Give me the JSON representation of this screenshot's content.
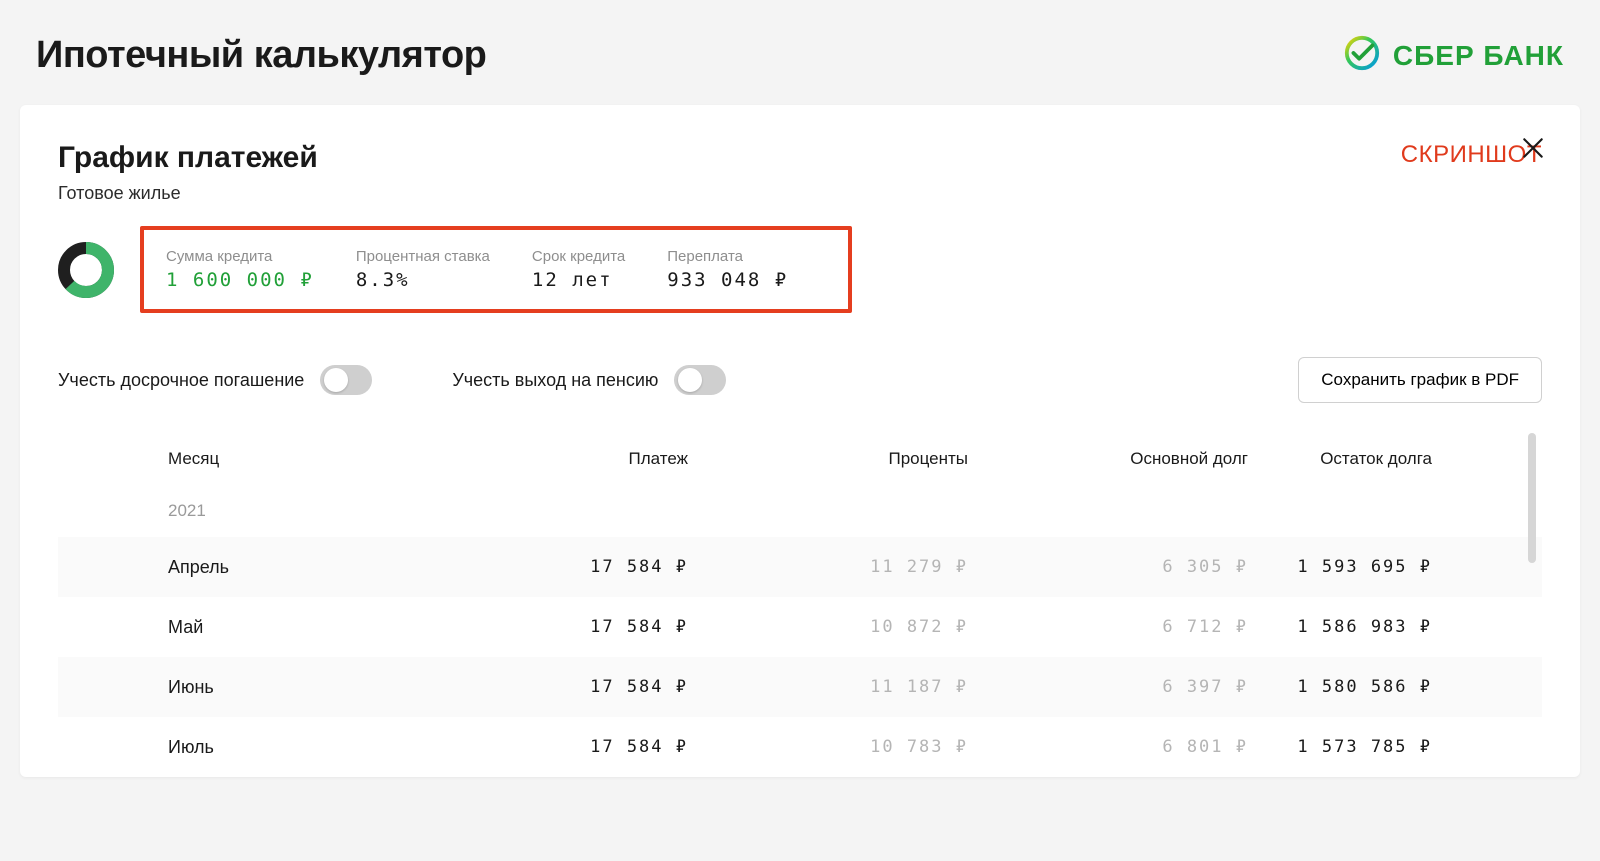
{
  "header": {
    "title": "Ипотечный калькулятор",
    "brand": "СБЕР БАНК"
  },
  "panel": {
    "title": "График платежей",
    "subtitle": "Готовое жилье",
    "annotation": "СКРИНШОТ"
  },
  "summary": {
    "loan_amount_label": "Сумма кредита",
    "loan_amount_value": "1 600 000 ₽",
    "rate_label": "Процентная ставка",
    "rate_value": "8.3%",
    "term_label": "Срок кредита",
    "term_value": "12 лет",
    "overpay_label": "Переплата",
    "overpay_value": "933 048 ₽"
  },
  "toggles": {
    "early_repay": "Учесть досрочное погашение",
    "retirement": "Учесть выход на пенсию"
  },
  "pdf_button": "Сохранить график в PDF",
  "table": {
    "headers": {
      "month": "Месяц",
      "payment": "Платеж",
      "interest": "Проценты",
      "principal": "Основной долг",
      "balance": "Остаток долга"
    },
    "year": "2021",
    "rows": [
      {
        "month": "Апрель",
        "payment": "17 584 ₽",
        "interest": "11 279 ₽",
        "principal": "6 305 ₽",
        "balance": "1 593 695 ₽"
      },
      {
        "month": "Май",
        "payment": "17 584 ₽",
        "interest": "10 872 ₽",
        "principal": "6 712 ₽",
        "balance": "1 586 983 ₽"
      },
      {
        "month": "Июнь",
        "payment": "17 584 ₽",
        "interest": "11 187 ₽",
        "principal": "6 397 ₽",
        "balance": "1 580 586 ₽"
      },
      {
        "month": "Июль",
        "payment": "17 584 ₽",
        "interest": "10 783 ₽",
        "principal": "6 801 ₽",
        "balance": "1 573 785 ₽"
      }
    ]
  }
}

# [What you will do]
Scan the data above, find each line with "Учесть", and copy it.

# [Result]
    "early_repay": "Учесть досрочное погашение",
    "retirement": "Учесть выход на пенсию"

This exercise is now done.